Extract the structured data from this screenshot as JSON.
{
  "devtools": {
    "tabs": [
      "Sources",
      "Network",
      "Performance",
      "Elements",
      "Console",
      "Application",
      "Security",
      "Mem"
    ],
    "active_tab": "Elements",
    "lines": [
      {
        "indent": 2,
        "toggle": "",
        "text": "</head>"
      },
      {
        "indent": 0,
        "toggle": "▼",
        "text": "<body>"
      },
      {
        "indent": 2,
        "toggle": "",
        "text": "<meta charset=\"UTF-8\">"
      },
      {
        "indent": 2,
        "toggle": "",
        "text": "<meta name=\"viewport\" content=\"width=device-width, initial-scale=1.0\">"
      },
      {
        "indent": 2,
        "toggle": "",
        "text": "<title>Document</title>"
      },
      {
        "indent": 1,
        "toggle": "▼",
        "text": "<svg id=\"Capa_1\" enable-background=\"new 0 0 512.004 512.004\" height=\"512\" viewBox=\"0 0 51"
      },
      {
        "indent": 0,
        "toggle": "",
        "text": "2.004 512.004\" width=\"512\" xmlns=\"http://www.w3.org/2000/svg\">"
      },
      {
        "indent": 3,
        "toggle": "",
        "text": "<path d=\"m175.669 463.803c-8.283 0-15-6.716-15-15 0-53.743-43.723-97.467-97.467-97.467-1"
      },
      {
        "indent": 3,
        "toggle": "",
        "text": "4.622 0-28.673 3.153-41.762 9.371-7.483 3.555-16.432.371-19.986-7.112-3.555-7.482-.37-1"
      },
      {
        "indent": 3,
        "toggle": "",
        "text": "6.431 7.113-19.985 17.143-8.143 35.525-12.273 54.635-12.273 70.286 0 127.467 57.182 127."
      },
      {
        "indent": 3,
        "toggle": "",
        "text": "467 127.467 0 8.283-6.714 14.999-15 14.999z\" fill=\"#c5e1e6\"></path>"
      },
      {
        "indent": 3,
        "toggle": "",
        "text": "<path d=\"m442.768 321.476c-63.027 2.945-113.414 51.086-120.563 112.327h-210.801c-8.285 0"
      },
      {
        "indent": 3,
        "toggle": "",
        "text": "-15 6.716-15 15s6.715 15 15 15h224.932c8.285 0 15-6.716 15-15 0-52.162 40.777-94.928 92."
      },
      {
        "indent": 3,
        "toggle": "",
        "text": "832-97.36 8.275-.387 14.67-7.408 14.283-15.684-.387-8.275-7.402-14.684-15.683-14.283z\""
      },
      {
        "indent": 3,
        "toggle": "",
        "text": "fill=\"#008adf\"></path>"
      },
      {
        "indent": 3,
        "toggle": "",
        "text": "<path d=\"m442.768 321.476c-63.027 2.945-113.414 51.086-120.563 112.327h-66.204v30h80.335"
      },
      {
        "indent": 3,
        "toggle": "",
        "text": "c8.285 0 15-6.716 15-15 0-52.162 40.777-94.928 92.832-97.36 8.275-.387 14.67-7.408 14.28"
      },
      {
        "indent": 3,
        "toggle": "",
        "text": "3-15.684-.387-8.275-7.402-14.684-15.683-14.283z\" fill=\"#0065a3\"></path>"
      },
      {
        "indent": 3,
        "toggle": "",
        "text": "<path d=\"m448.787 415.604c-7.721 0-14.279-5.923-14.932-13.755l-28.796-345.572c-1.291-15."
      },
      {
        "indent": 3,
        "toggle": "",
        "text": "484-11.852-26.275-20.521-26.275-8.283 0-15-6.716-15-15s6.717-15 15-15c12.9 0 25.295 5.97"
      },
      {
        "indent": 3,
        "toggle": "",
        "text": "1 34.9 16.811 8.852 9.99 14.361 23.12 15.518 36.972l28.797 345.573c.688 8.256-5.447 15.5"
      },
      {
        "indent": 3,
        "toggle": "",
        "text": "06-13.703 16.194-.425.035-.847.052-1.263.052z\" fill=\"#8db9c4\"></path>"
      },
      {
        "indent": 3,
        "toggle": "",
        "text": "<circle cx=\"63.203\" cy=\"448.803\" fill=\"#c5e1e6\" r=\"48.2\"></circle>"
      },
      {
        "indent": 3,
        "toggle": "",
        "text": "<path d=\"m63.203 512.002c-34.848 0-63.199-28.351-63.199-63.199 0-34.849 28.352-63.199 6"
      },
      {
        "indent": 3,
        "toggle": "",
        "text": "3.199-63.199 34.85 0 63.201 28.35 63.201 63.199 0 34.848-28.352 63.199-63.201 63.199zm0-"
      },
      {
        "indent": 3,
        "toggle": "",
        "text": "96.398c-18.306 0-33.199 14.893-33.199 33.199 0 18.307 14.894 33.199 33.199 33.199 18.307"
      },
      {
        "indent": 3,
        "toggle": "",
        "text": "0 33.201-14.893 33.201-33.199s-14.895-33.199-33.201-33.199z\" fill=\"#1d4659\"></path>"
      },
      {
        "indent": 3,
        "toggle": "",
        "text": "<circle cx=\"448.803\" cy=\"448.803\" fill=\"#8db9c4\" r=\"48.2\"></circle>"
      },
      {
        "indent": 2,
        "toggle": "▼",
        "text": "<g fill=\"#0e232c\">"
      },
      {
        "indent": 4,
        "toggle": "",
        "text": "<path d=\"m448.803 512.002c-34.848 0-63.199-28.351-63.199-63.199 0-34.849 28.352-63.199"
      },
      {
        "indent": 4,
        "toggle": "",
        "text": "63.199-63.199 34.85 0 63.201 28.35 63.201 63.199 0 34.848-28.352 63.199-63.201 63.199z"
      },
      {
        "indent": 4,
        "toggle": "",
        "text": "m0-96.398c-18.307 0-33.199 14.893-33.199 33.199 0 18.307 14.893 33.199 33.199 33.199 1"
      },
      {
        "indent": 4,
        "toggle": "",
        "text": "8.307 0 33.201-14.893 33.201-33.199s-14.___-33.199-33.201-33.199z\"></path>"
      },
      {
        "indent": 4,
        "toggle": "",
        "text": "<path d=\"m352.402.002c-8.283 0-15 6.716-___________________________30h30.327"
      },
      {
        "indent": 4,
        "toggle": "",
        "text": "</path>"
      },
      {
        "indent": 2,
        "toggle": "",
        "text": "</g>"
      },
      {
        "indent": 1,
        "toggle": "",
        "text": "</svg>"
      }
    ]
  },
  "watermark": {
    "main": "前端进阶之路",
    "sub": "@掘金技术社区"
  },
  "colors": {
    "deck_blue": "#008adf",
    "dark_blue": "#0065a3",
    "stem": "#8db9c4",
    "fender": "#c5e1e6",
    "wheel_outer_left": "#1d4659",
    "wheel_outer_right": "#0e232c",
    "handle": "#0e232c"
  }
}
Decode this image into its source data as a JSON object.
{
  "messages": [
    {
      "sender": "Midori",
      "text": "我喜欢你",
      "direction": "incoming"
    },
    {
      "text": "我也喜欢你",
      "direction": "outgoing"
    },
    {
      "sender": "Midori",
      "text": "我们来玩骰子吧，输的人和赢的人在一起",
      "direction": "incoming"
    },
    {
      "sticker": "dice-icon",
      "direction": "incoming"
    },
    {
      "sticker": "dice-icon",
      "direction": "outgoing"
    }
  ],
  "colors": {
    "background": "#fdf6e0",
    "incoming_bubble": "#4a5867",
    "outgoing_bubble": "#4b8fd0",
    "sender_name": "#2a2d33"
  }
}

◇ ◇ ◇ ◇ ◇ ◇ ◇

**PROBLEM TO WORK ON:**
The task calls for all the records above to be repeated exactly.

**YOUR SOLUTION:**
Extract the structured data from this screenshot as JSON.
{
  "devtools": {
    "tabs": [
      "Sources",
      "Network",
      "Performance",
      "Elements",
      "Console",
      "Application",
      "Security",
      "Mem"
    ],
    "active_tab": "Elements",
    "lines": [
      {
        "indent": 2,
        "toggle": "",
        "text": "</head>"
      },
      {
        "indent": 0,
        "toggle": "▼",
        "text": "<body>"
      },
      {
        "indent": 2,
        "toggle": "",
        "text": "<meta charset=\"UTF-8\">"
      },
      {
        "indent": 2,
        "toggle": "",
        "text": "<meta name=\"viewport\" content=\"width=device-width, initial-scale=1.0\">"
      },
      {
        "indent": 2,
        "toggle": "",
        "text": "<title>Document</title>"
      },
      {
        "indent": 1,
        "toggle": "▼",
        "text": "<svg id=\"Capa_1\" enable-background=\"new 0 0 512.004 512.004\" height=\"512\" viewBox=\"0 0 51"
      },
      {
        "indent": 0,
        "toggle": "",
        "text": "2.004 512.004\" width=\"512\" xmlns=\"http://www.w3.org/2000/svg\">"
      },
      {
        "indent": 3,
        "toggle": "",
        "text": "<path d=\"m175.669 463.803c-8.283 0-15-6.716-15-15 0-53.743-43.723-97.467-97.467-97.467-1"
      },
      {
        "indent": 3,
        "toggle": "",
        "text": "4.622 0-28.673 3.153-41.762 9.371-7.483 3.555-16.432.371-19.986-7.112-3.555-7.482-.37-1"
      },
      {
        "indent": 3,
        "toggle": "",
        "text": "6.431 7.113-19.985 17.143-8.143 35.525-12.273 54.635-12.273 70.286 0 127.467 57.182 127."
      },
      {
        "indent": 3,
        "toggle": "",
        "text": "467 127.467 0 8.283-6.714 14.999-15 14.999z\" fill=\"#c5e1e6\"></path>"
      },
      {
        "indent": 3,
        "toggle": "",
        "text": "<path d=\"m442.768 321.476c-63.027 2.945-113.414 51.086-120.563 112.327h-210.801c-8.285 0"
      },
      {
        "indent": 3,
        "toggle": "",
        "text": "-15 6.716-15 15s6.715 15 15 15h224.932c8.285 0 15-6.716 15-15 0-52.162 40.777-94.928 92."
      },
      {
        "indent": 3,
        "toggle": "",
        "text": "832-97.36 8.275-.387 14.67-7.408 14.283-15.684-.387-8.275-7.402-14.684-15.683-14.283z\""
      },
      {
        "indent": 3,
        "toggle": "",
        "text": "fill=\"#008adf\"></path>"
      },
      {
        "indent": 3,
        "toggle": "",
        "text": "<path d=\"m442.768 321.476c-63.027 2.945-113.414 51.086-120.563 112.327h-66.204v30h80.335"
      },
      {
        "indent": 3,
        "toggle": "",
        "text": "c8.285 0 15-6.716 15-15 0-52.162 40.777-94.928 92.832-97.36 8.275-.387 14.67-7.408 14.28"
      },
      {
        "indent": 3,
        "toggle": "",
        "text": "3-15.684-.387-8.275-7.402-14.684-15.683-14.283z\" fill=\"#0065a3\"></path>"
      },
      {
        "indent": 3,
        "toggle": "",
        "text": "<path d=\"m448.787 415.604c-7.721 0-14.279-5.923-14.932-13.755l-28.796-345.572c-1.291-15."
      },
      {
        "indent": 3,
        "toggle": "",
        "text": "484-11.852-26.275-20.521-26.275-8.283 0-15-6.716-15-15s6.717-15 15-15c12.9 0 25.295 5.97"
      },
      {
        "indent": 3,
        "toggle": "",
        "text": "1 34.9 16.811 8.852 9.99 14.361 23.12 15.518 36.972l28.797 345.573c.688 8.256-5.447 15.5"
      },
      {
        "indent": 3,
        "toggle": "",
        "text": "06-13.703 16.194-.425.035-.847.052-1.263.052z\" fill=\"#8db9c4\"></path>"
      },
      {
        "indent": 3,
        "toggle": "",
        "text": "<circle cx=\"63.203\" cy=\"448.803\" fill=\"#c5e1e6\" r=\"48.2\"></circle>"
      },
      {
        "indent": 3,
        "toggle": "",
        "text": "<path d=\"m63.203 512.002c-34.848 0-63.199-28.351-63.199-63.199 0-34.849 28.352-63.199 6"
      },
      {
        "indent": 3,
        "toggle": "",
        "text": "3.199-63.199 34.85 0 63.201 28.35 63.201 63.199 0 34.848-28.352 63.199-63.201 63.199zm0-"
      },
      {
        "indent": 3,
        "toggle": "",
        "text": "96.398c-18.306 0-33.199 14.893-33.199 33.199 0 18.307 14.894 33.199 33.199 33.199 18.307"
      },
      {
        "indent": 3,
        "toggle": "",
        "text": "0 33.201-14.893 33.201-33.199s-14.895-33.199-33.201-33.199z\" fill=\"#1d4659\"></path>"
      },
      {
        "indent": 3,
        "toggle": "",
        "text": "<circle cx=\"448.803\" cy=\"448.803\" fill=\"#8db9c4\" r=\"48.2\"></circle>"
      },
      {
        "indent": 2,
        "toggle": "▼",
        "text": "<g fill=\"#0e232c\">"
      },
      {
        "indent": 4,
        "toggle": "",
        "text": "<path d=\"m448.803 512.002c-34.848 0-63.199-28.351-63.199-63.199 0-34.849 28.352-63.199"
      },
      {
        "indent": 4,
        "toggle": "",
        "text": "63.199-63.199 34.85 0 63.201 28.35 63.201 63.199 0 34.848-28.352 63.199-63.201 63.199z"
      },
      {
        "indent": 4,
        "toggle": "",
        "text": "m0-96.398c-18.307 0-33.199 14.893-33.199 33.199 0 18.307 14.893 33.199 33.199 33.199 1"
      },
      {
        "indent": 4,
        "toggle": "",
        "text": "8.307 0 33.201-14.893 33.201-33.199s-14.___-33.199-33.201-33.199z\"></path>"
      },
      {
        "indent": 4,
        "toggle": "",
        "text": "<path d=\"m352.402.002c-8.283 0-15 6.716-___________________________30h30.327"
      },
      {
        "indent": 4,
        "toggle": "",
        "text": "</path>"
      },
      {
        "indent": 2,
        "toggle": "",
        "text": "</g>"
      },
      {
        "indent": 1,
        "toggle": "",
        "text": "</svg>"
      }
    ]
  },
  "watermark": {
    "main": "前端进阶之路",
    "sub": "@掘金技术社区"
  },
  "colors": {
    "deck_blue": "#008adf",
    "dark_blue": "#0065a3",
    "stem": "#8db9c4",
    "fender": "#c5e1e6",
    "wheel_outer_left": "#1d4659",
    "wheel_outer_right": "#0e232c",
    "handle": "#0e232c"
  }
}
Decode this image into its source data as a JSON object.
{
  "messages": [
    {
      "sender": "Midori",
      "text": "我喜欢你",
      "direction": "incoming"
    },
    {
      "text": "我也喜欢你",
      "direction": "outgoing"
    },
    {
      "sender": "Midori",
      "text": "我们来玩骰子吧，输的人和赢的人在一起",
      "direction": "incoming"
    },
    {
      "sticker": "dice-icon",
      "direction": "incoming"
    },
    {
      "sticker": "dice-icon",
      "direction": "outgoing"
    }
  ],
  "colors": {
    "background": "#fdf6e0",
    "incoming_bubble": "#4a5867",
    "outgoing_bubble": "#4b8fd0",
    "sender_name": "#2a2d33"
  }
}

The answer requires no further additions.